Why set random seed for data augumentation? If I did not, the loss jumped by 1000+ after one epoch in SSD box detction

I already solved this problem code wise, but I don’t know why what I did worked and want an explanation.

I was doing SSD bounding box detection and loss was okay in the first epoch. Then in the second epoch, it suddenly jumped to 5000-10000 range. This loss jump was coming from my loss function for the location of bounding box, meaning x y coordinates of where the object is; loss function for labeling, classifying the class of the object being detected was okay, going down gradually as expected
I figured out that if I don’t do data augmentations like random flip, random crop, random hue change and stuff of those sorts in my data loader, the loss for xy coordinates doesn’t go crazy.
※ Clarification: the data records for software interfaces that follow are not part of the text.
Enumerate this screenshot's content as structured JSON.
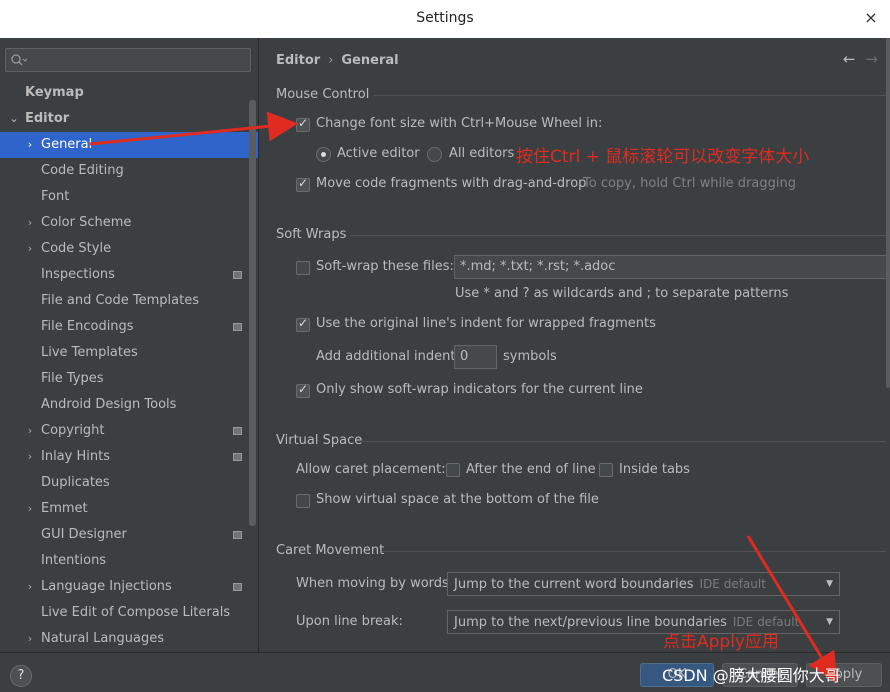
{
  "window": {
    "title": "Settings",
    "close_icon": "×"
  },
  "search": {
    "placeholder": ""
  },
  "tree": {
    "keymap": "Keymap",
    "editor": "Editor",
    "items": [
      {
        "label": "General"
      },
      {
        "label": "Code Editing"
      },
      {
        "label": "Font"
      },
      {
        "label": "Color Scheme"
      },
      {
        "label": "Code Style"
      },
      {
        "label": "Inspections"
      },
      {
        "label": "File and Code Templates"
      },
      {
        "label": "File Encodings"
      },
      {
        "label": "Live Templates"
      },
      {
        "label": "File Types"
      },
      {
        "label": "Android Design Tools"
      },
      {
        "label": "Copyright"
      },
      {
        "label": "Inlay Hints"
      },
      {
        "label": "Duplicates"
      },
      {
        "label": "Emmet"
      },
      {
        "label": "GUI Designer"
      },
      {
        "label": "Intentions"
      },
      {
        "label": "Language Injections"
      },
      {
        "label": "Live Edit of Compose Literals"
      },
      {
        "label": "Natural Languages"
      }
    ]
  },
  "breadcrumb": {
    "parent": "Editor",
    "sep": "›",
    "current": "General"
  },
  "nav": {
    "back": "←",
    "forward": "→"
  },
  "mouse_control": {
    "header": "Mouse Control",
    "change_font": "Change font size with Ctrl+Mouse Wheel in:",
    "active_editor": "Active editor",
    "all_editors": "All editors",
    "move_fragments": "Move code fragments with drag-and-drop",
    "move_hint": "To copy, hold Ctrl while dragging"
  },
  "soft_wraps": {
    "header": "Soft Wraps",
    "soft_wrap_files": "Soft-wrap these files:",
    "files_value": "*.md; *.txt; *.rst; *.adoc",
    "files_hint": "Use * and ? as wildcards and ; to separate patterns",
    "original_indent": "Use the original line's indent for wrapped fragments",
    "additional_indent": "Add additional indent:",
    "indent_value": "0",
    "symbols": "symbols",
    "only_show": "Only show soft-wrap indicators for the current line"
  },
  "virtual_space": {
    "header": "Virtual Space",
    "allow_caret": "Allow caret placement:",
    "after_end": "After the end of line",
    "inside_tabs": "Inside tabs",
    "show_virtual": "Show virtual space at the bottom of the file"
  },
  "caret_movement": {
    "header": "Caret Movement",
    "moving_words_label": "When moving by words:",
    "moving_words_value": "Jump to the current word boundaries",
    "moving_words_default": "IDE default",
    "line_break_label": "Upon line break:",
    "line_break_value": "Jump to the next/previous line boundaries",
    "line_break_default": "IDE default",
    "dropdown_icon": "▼"
  },
  "footer": {
    "help": "?",
    "ok": "OK",
    "cancel": "Cancel",
    "apply": "Apply"
  },
  "annotations": {
    "ctrl_tip": "按住Ctrl + 鼠标滚轮可以改变字体大小",
    "apply_tip": "点击Apply应用",
    "watermark": "CSDN @膀大腰圆你大哥"
  },
  "colors": {
    "selection": "#2f65ca",
    "annotation": "#e02b20",
    "primary_button": "#365880"
  }
}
Then I set the random seed and enabled data augmentation, and it also worked fine and loss was stable.


Could anyone explain to me what is going on?

What happens, if you change the seed to another number?
I assume you got lucky with this seed and the training might be generally unstable, which is a bad sign. :confused:

Thank you so much for your reply.
I changed the seed from 1234 to 12345 and it is working just as fine.
Below is the loss at the beginning of the 2nd epoch, before, meaning before setting seed values, it was in the range of 5000 to 10000. Now, it is slightly below the loss for the first epoch, which is exactly what I expect it to be.
I guess setting any kind of seed number is important for data augmentation that uses random number generator. I am not quite sure why.


Thanks for the update!
It would still be interesting to see a few runs for different seeds.

I did another random number and it was very stable learning curve and detection was not that terrible although I think I need a few more epochs.
What I dont understand is that the loss jumped from the second epoch, when I did not set the seed, but was rather stable in the first round? Why would this be?



Different seeds might create “lucky” or “bad” runs.
Usually, it’s a bad sign if only a specific seed is letting your model train properly while others fail.

If you are seeing the loss explosion for all (or the majority) of vanilla runs, and observe proper training for seeding the code with random values, this might be some bug I cannot explain, and we would need to dig into it.

Could you create an executable code snippet, which would demonstrate the observed behavior?

I am sorry for the late response.
I found some questionable codes in my program, and I am now looking into it. But I am thinking the weird behavior might be due to this issue.
However, thank you for your engagement.